As I already wrote too many times, I've started to use Gnus 6 months ago, and never looked back.

At that time, I joined the ding mailing list in order to ask some dumb questions and, once, send a patch. There were very low activity on that list.

Until Lars, the original Gnus author, came back.

Three weeks ago, he started to wrote a new wash function to render HTML mails properly, with pictures. It's named `gnus-html', and is (for now) based on w3m (but not on emacs-w3m, which is not part of Emacs).

Last week, I've sent a set of patches to replace the usage of curl by the standard `url-retrieve' function to fetch images, plus various enhancement. It seems that my work was good enough that Lars offered me write access to the git repository. I can therefore mess up the Gnus entirely. Hurrah!

I've continued to work on gnus-html and recently merged a set of patches improving image retrieval (which is now done in parallel) and starting to use `url-cache' to cache image for a defined period of time. Of course, I found a bunch of tiny bug and special case while reading RSS feeds and various HTML mails, and fixed them all along.

Lars added a libxml binding for Emacs 24, providing the `html-parse-string' function. His future plan seems to be the abandon of w3m in favor of a native parsing via libxml to render HTML, and therefore, HTML mails.

I should also mention the new `nnimap' back-end; Gnus has been designed to read NNTP newsgroups, and not mails. Consequently, it had a very poor behaviour when used with a back-end such has (IMAP)[].

Lars took a week to rewrite entirely our dear `nnimap' back-end, and make it act in a more expected way. There's still a bunch of bug and code to write, but it is at least usable and seems faster than the old code.

Last thing I did was to rewrite the icon support in the group buffer. When I started to use Gnus, I was curious and tried to configure this. I never managed to make it work, and now know and understand why it was broken. So I ended rewriting entirely, and now it works. I never though I would understand, fix, and commit this code when reading the Gnus documentation this winter, but hell yeah, I did.

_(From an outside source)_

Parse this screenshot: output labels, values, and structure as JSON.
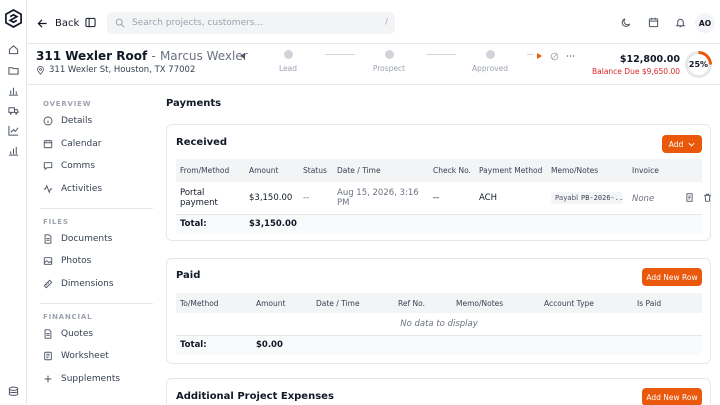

Now I've still several little project to improve things in all sort of area. We'll see what I'll do next. :-)